The wife of US Republican presidential candidate Donald Trump is suing British newspaper The Daily Mail and a US blogger for $150m (£113m) – the former – for suggesting that she used to work as a part-time escort during her modelling days.

Melania Trump's lawyers filed a suit in the Maryland state court against local blogger Webster Tarpley for allegedly spreading damaging information via his website and claiming that she suffered a nervous breakdown following the media backlash in the wake of her plagiarised GOP convention speech.

"These defendants made several statements about Mrs Trump that are 100% false and tremendously damaging to her personal and professional reputation [and] broadcast their lies to millions of people throughout the US and the world – without any justification," Trump's lawyer, Charles Harder said.

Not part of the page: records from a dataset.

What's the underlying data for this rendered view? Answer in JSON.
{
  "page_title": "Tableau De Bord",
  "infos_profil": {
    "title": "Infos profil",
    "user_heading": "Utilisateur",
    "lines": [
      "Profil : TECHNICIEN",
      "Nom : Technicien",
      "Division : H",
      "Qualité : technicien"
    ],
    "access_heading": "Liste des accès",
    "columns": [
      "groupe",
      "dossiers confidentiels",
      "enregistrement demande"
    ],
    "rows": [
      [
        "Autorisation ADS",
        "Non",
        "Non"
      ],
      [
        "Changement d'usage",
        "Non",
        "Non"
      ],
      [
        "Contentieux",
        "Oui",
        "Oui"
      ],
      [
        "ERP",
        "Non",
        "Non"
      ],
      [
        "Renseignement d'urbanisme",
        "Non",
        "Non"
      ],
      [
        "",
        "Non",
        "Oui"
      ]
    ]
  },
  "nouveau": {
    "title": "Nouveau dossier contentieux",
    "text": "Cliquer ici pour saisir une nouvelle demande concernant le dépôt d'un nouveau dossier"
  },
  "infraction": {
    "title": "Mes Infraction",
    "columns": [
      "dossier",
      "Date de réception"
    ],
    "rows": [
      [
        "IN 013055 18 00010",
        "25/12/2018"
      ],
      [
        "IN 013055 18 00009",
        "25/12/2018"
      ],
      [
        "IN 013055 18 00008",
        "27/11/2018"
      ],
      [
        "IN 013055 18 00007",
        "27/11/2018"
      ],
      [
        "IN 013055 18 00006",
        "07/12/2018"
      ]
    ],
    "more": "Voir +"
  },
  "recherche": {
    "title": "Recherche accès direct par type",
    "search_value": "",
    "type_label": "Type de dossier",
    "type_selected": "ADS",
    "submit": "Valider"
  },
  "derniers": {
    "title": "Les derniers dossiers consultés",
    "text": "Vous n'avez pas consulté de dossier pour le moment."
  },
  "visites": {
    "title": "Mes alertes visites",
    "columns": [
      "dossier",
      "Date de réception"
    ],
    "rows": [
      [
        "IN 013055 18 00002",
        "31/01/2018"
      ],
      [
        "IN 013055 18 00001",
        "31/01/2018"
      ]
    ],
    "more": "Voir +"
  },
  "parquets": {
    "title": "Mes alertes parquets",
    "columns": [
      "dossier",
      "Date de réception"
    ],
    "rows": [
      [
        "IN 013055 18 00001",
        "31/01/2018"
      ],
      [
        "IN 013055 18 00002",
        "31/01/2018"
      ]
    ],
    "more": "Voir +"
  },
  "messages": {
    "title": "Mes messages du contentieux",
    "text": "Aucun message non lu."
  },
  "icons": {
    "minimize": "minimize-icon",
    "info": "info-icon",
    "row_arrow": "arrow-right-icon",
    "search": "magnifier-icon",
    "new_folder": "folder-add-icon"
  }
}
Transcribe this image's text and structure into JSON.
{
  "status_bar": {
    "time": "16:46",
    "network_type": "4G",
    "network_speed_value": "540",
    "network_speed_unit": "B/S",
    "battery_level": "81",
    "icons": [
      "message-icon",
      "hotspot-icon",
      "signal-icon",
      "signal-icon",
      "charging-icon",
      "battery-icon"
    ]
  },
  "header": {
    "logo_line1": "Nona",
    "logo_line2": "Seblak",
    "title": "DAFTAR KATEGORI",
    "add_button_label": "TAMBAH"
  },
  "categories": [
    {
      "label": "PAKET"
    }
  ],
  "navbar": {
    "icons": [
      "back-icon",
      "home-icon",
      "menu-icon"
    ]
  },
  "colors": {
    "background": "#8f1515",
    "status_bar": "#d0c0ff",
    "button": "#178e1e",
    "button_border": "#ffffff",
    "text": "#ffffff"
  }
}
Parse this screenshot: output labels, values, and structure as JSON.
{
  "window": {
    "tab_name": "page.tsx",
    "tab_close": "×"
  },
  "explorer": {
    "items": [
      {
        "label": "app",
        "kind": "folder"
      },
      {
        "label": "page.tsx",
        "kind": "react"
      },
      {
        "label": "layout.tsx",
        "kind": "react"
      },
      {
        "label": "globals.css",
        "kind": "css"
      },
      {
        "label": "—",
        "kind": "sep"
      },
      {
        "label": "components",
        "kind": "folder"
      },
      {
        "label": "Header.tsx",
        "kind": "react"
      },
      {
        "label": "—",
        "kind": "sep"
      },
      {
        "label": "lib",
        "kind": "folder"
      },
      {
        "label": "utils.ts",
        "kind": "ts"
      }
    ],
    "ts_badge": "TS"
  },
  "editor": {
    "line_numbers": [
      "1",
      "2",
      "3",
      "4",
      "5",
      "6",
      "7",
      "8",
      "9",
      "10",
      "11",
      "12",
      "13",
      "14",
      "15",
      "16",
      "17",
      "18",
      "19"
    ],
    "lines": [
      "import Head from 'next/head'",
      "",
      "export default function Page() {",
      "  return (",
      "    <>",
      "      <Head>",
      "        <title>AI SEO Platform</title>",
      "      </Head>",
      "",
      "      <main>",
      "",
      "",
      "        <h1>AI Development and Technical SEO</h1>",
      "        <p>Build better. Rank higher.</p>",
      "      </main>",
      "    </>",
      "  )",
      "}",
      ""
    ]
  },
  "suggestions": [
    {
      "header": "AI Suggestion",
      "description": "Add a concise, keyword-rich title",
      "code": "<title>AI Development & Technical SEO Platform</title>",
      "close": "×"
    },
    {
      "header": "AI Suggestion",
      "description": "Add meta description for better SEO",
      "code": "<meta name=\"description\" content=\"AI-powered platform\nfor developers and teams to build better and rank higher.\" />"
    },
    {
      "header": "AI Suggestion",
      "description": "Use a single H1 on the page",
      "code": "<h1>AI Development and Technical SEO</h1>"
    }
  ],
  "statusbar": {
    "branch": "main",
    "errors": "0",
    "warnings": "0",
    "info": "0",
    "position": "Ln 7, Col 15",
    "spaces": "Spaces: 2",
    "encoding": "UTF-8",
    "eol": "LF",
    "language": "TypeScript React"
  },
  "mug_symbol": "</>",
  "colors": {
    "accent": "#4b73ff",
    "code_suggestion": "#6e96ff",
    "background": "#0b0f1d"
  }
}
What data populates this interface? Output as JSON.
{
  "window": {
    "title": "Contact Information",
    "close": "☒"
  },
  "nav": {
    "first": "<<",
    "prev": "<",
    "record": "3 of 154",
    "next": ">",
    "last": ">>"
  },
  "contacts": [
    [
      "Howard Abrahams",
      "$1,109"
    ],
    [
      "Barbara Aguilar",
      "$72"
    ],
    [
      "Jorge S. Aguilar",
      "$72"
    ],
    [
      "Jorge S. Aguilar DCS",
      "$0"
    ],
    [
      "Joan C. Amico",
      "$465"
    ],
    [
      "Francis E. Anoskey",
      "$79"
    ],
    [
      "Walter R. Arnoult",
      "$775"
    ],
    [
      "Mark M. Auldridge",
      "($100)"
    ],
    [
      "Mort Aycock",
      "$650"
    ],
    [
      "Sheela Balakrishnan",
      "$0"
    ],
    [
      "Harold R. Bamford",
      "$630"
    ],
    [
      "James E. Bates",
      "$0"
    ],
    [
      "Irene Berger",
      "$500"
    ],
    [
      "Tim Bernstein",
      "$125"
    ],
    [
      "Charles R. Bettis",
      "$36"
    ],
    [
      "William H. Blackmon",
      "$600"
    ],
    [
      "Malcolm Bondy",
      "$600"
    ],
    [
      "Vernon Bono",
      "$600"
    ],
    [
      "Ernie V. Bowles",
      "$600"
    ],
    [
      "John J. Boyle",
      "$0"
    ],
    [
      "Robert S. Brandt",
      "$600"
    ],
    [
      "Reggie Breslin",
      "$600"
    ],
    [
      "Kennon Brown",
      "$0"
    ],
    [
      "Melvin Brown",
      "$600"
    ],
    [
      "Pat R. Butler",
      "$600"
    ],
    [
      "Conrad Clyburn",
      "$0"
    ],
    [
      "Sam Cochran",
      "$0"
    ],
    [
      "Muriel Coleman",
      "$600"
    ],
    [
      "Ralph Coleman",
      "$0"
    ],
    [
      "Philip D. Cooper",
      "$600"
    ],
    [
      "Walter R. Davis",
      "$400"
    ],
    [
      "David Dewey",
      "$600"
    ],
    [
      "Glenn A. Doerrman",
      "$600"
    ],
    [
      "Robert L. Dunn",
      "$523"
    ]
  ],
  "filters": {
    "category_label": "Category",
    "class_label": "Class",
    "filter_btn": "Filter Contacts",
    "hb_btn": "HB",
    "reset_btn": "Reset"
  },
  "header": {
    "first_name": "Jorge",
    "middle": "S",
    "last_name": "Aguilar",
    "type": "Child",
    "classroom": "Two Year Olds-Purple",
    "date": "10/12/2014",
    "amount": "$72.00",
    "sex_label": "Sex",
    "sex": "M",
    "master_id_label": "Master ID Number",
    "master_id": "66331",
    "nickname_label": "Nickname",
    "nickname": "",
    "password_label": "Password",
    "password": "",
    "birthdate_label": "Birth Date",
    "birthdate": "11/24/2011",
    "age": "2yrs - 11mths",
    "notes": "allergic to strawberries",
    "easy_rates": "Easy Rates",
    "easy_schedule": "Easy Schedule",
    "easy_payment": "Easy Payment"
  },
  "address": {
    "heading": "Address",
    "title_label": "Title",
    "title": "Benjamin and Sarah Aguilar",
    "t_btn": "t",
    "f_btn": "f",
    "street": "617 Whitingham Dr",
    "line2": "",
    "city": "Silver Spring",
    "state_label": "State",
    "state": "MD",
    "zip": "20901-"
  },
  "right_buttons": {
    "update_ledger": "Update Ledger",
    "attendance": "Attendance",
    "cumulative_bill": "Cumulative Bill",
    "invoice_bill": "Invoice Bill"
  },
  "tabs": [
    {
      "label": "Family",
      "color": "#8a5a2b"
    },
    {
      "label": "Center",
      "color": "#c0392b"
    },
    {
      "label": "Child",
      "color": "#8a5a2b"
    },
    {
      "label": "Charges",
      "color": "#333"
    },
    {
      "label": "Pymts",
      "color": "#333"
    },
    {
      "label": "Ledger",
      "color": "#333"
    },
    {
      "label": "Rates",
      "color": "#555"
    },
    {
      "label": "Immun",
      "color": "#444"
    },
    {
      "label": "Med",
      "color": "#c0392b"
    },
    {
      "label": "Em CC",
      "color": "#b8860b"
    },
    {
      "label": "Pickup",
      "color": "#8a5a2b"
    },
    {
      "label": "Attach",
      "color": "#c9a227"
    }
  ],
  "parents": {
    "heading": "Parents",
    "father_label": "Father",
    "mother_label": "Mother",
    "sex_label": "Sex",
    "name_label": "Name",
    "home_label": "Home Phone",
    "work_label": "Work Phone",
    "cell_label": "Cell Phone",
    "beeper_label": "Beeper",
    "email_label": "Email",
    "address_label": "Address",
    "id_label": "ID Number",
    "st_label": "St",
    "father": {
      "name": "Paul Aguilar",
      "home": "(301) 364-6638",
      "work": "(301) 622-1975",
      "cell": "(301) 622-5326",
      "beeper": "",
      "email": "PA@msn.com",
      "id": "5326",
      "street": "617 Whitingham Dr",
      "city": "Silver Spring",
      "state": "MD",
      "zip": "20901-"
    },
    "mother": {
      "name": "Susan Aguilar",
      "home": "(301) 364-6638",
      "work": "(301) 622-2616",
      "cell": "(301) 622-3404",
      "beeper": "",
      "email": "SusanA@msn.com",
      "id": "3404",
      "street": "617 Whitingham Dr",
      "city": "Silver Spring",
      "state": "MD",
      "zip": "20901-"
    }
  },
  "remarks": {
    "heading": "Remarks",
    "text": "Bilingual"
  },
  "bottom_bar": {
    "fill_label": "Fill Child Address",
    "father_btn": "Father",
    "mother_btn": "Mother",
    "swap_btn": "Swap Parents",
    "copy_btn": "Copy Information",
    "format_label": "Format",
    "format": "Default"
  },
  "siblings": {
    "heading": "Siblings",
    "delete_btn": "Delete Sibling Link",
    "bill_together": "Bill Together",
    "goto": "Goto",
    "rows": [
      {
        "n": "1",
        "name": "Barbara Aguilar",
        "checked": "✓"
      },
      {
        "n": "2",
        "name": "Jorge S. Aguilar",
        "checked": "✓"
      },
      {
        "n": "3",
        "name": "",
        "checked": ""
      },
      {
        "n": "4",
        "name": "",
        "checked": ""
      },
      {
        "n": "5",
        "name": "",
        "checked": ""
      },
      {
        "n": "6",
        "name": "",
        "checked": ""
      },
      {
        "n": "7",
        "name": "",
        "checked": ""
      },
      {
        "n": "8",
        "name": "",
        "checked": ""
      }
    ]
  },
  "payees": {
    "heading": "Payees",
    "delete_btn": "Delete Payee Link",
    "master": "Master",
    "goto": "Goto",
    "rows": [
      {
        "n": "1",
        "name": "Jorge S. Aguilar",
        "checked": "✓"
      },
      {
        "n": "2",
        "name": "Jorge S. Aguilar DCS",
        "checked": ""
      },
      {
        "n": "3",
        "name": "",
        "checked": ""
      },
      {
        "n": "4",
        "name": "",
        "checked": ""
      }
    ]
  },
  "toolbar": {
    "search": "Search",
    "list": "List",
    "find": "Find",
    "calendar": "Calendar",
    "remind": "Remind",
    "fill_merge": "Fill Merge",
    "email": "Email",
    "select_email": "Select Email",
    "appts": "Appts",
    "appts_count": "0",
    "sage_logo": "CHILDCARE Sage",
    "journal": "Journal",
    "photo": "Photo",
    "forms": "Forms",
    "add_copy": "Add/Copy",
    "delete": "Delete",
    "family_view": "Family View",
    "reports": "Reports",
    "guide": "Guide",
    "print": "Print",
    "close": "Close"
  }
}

"Their many lies include, among others, that Mrs Trump supposedly was an 'escort' in the 1990s before she met her husband. Defendants' actions are so egregious, malicious and harmful to Mrs Trump that her damages are estimated at $150m."

The lawsuit is in reaction to a 20 August story in Daily Mail which referenced an article published in Slovenian magazine Suzy, about the modelling agency Melania worked for, citing that it also functioned as an escort agency.

The story went on to quote Slovenian journalist Bojan Pozar, author of an unauthorised biography, who stated that the politician's wife had allegedly posed for nude photos in New York in 1995 and that she had met Donald Trump that year and not in 1998, as the couple have indicated.

Tarpley and Daily Mail have both retracted their articles regarding the first lady-hopeful, with the British newspaper releasing a statement saying: "The Daily Mail newspaper article stated that there was no support for the allegations. The point of the article was that these allegations could impact the US presidential election even if they are untrue."

Melania Trump
Melania Trump's lawyers claim the defamatory story published by Daily Mail has come in the way of her endorsement deals REUTERS/Mike Segar

However, her lawyers are going ahead with the suit claiming that while the articles have been removed, Daily Mail has yet to issue a formal apology for the damaging story. Harder, who also worked as the lawyer on Hulk Hogan's case against Gawker, confirmed that the retraction would not make any difference to the legal proceedings.

"The conduct of Daily Mail was despicable, abhorrent, intentional, malicious and oppressive, and thus justifies an award of punitive damages," states the complaint. Alongside defamation charges, the newspaper is being sued for tortious interference, contending that the published statements have come in the way of her "numerous" licensing and endorsement deals.

Steve Klepper, an appellate lawyer for the Baltimore law firm Kramon & Graham, told The Guardian that the inclusion of a blogger in the suit indicated legal manoeuvring.

"Anytime you have a filing that adds a minor in-state defendant, it's a flag that they were joined to prevent removal to federal court. And as we know, Donald Trump has not been having been the best luck in federal court recently," he opined.